Ray: I think I’d go with Biffy Clyro – Blackened Sky. A friend lent it to me at school and it really got me excited about music. Since then they’ve been my favourite band and their second album The Vertigo Of Bliss was the first album I ever bought. I kind of look back at that time as when I discovered good music. I kind of have a theory that the band you discover around 13/14 ends up being your favourite band. It seems to be a good rule of thumb anyway
What’s the weirdest thing you’ve seen or done at a gig?
Ray: Hmmmm… I was at T in the Park in 2013 watching Palma Violets and some guy in the crowd decided for whatever reason to get naked… That was pretty weird! Haha!
Aled: In our early days we played a show with a French Tenacious D tribute act; that was a surreal experience that will never be forgotten.
What’s the best piece of advice you’ve received?
Gruff: “Write a song a day. It will become as natural as breathing”. It was a High Fidelity moment in a record store I spent much of my time in during my first year at uni. Bob, the musician who worked there was just such an inspiration to me, he had been part of punk in the early days but was open to all kinds of music. Since that day I’ve never had writers block, yes it’s not a song a day by now but I always make sure I write something. It has made writing songs a need as much as eating and sleeping, it’s my way of communicating with the world. We will never run out of songs in the band that’s for sure but more than that it aloud me to have creativity as an integral interwoven part of my day to day life. For that I will forever be grateful.
What does 2015 have in store for Tree of Wolves?

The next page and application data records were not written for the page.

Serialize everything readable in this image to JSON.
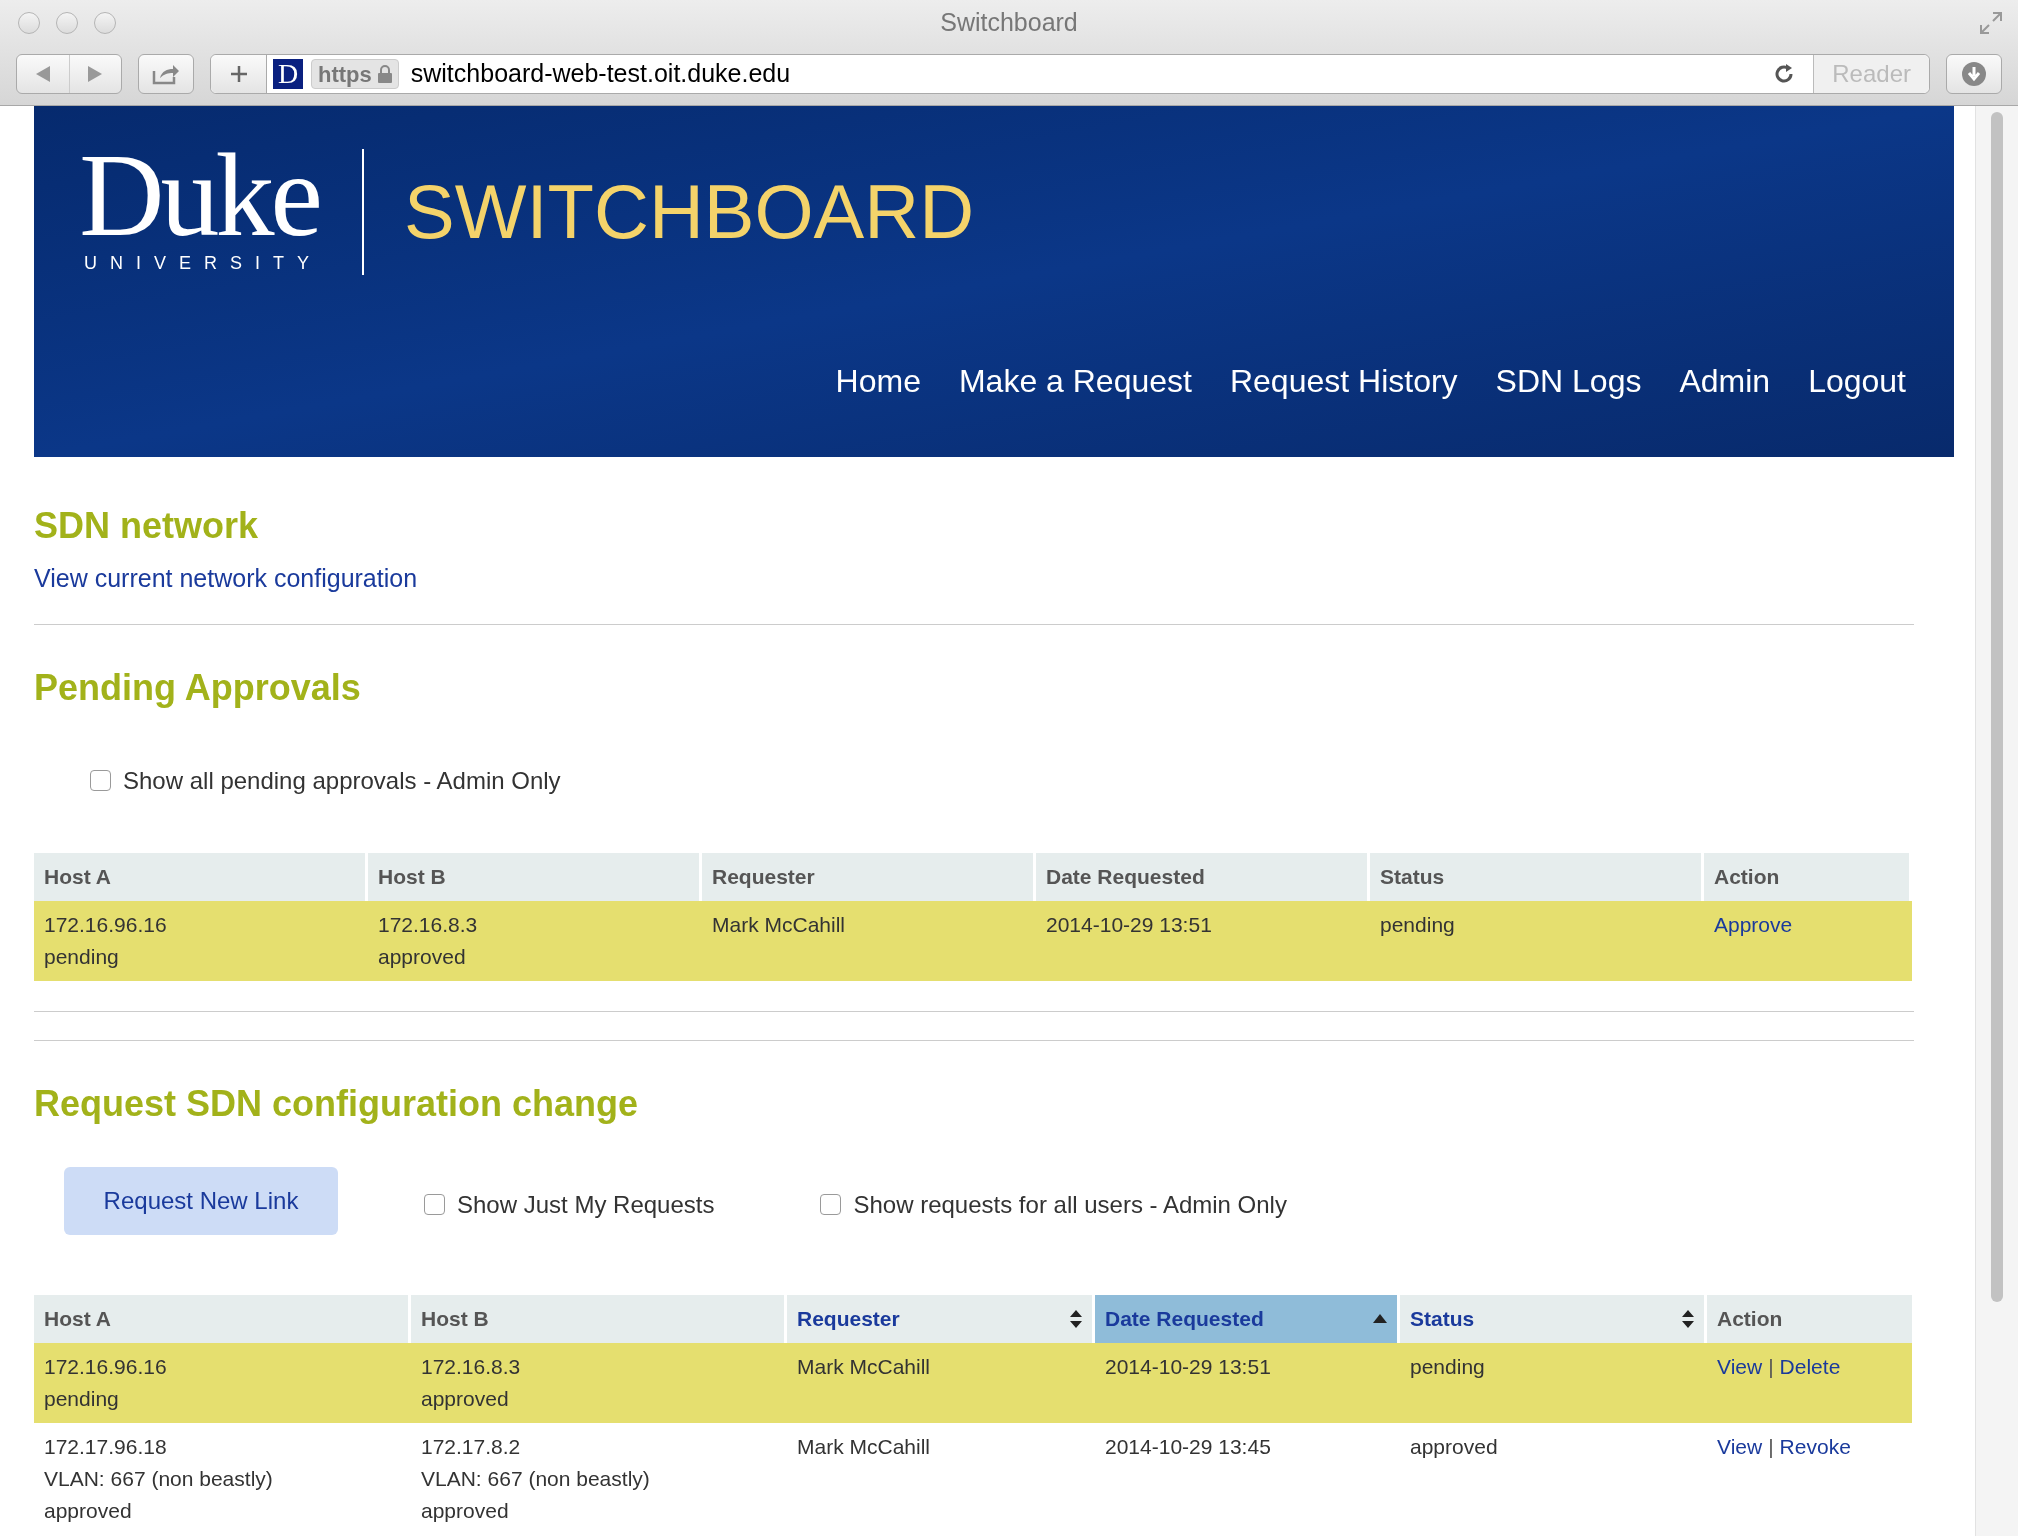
{
  "browser": {
    "title": "Switchboard",
    "favicon_letter": "D",
    "url_scheme": "https",
    "url": "switchboard-web-test.oit.duke.edu",
    "reader_button": "Reader"
  },
  "header": {
    "logo_word": "Duke",
    "logo_sub": "UNIVERSITY",
    "app_title": "SWITCHBOARD",
    "nav": [
      "Home",
      "Make a Request",
      "Request History",
      "SDN Logs",
      "Admin",
      "Logout"
    ]
  },
  "sdn_network": {
    "heading": "SDN network",
    "link": "View current network configuration"
  },
  "pending_approvals": {
    "heading": "Pending Approvals",
    "checkbox": {
      "label": "Show all pending approvals - Admin Only",
      "checked": false
    },
    "table": {
      "columns": [
        {
          "label": "Host A",
          "sortable": false,
          "sorted_ascending": false
        },
        {
          "label": "Host B",
          "sortable": false,
          "sorted_ascending": false
        },
        {
          "label": "Requester",
          "sortable": false,
          "sorted_ascending": false
        },
        {
          "label": "Date Requested",
          "sortable": false,
          "sorted_ascending": false
        },
        {
          "label": "Status",
          "sortable": false,
          "sorted_ascending": false
        },
        {
          "label": "Action",
          "sortable": false,
          "sorted_ascending": false
        }
      ],
      "rows": [
        {
          "highlighted": true,
          "host_a": [
            "172.16.96.16",
            "pending"
          ],
          "host_b": [
            "172.16.8.3",
            "approved"
          ],
          "requester": "Mark McCahill",
          "date_requested": "2014-10-29 13:51",
          "status": "pending",
          "actions": [
            {
              "kind": "link",
              "text": "Approve"
            }
          ]
        }
      ]
    }
  },
  "request_change": {
    "heading": "Request SDN configuration change",
    "button": "Request New Link",
    "checkboxes": [
      {
        "label": "Show Just My Requests",
        "checked": false
      },
      {
        "label": "Show requests for all users - Admin Only",
        "checked": false
      }
    ],
    "table": {
      "columns": [
        {
          "label": "Host A",
          "sortable": false,
          "sorted_ascending": false
        },
        {
          "label": "Host B",
          "sortable": false,
          "sorted_ascending": false
        },
        {
          "label": "Requester",
          "sortable": true,
          "sorted_ascending": false
        },
        {
          "label": "Date Requested",
          "sortable": true,
          "sorted_ascending": true
        },
        {
          "label": "Status",
          "sortable": true,
          "sorted_ascending": false
        },
        {
          "label": "Action",
          "sortable": false,
          "sorted_ascending": false
        }
      ],
      "rows": [
        {
          "highlighted": true,
          "host_a": [
            "172.16.96.16",
            "pending"
          ],
          "host_b": [
            "172.16.8.3",
            "approved"
          ],
          "requester": "Mark McCahill",
          "date_requested": "2014-10-29 13:51",
          "status": "pending",
          "actions": [
            {
              "kind": "link",
              "text": "View"
            },
            {
              "kind": "separator",
              "text": "|"
            },
            {
              "kind": "link",
              "text": "Delete"
            }
          ]
        },
        {
          "highlighted": false,
          "host_a": [
            "172.17.96.18",
            "VLAN: 667 (non beastly)",
            "approved"
          ],
          "host_b": [
            "172.17.8.2",
            "VLAN: 667 (non beastly)",
            "approved"
          ],
          "requester": "Mark McCahill",
          "date_requested": "2014-10-29 13:45",
          "status": "approved",
          "actions": [
            {
              "kind": "link",
              "text": "View"
            },
            {
              "kind": "separator",
              "text": "|"
            },
            {
              "kind": "link",
              "text": "Revoke"
            }
          ]
        }
      ]
    }
  }
}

Gruff: Releasing a lot of music, we have the Sleepwalking EP in April, we are also working on ideas for maybe releasing two double A side singles before the end of the year and then sorting out songs that will become our first album the year after. Touring and a lot of it! We will be playing a lot of shows to promote the EP across the UK. In many ways keep on going as we have been, it’s been amazing 18 months of meeting new interesting people seeing new places and forming a really tight bond with each other. We are creating music we are really proud of and every release is a big step forward and more and more people are tuning into us. Its going to be a really good year.
For more info on Tree of Wolves visit their website here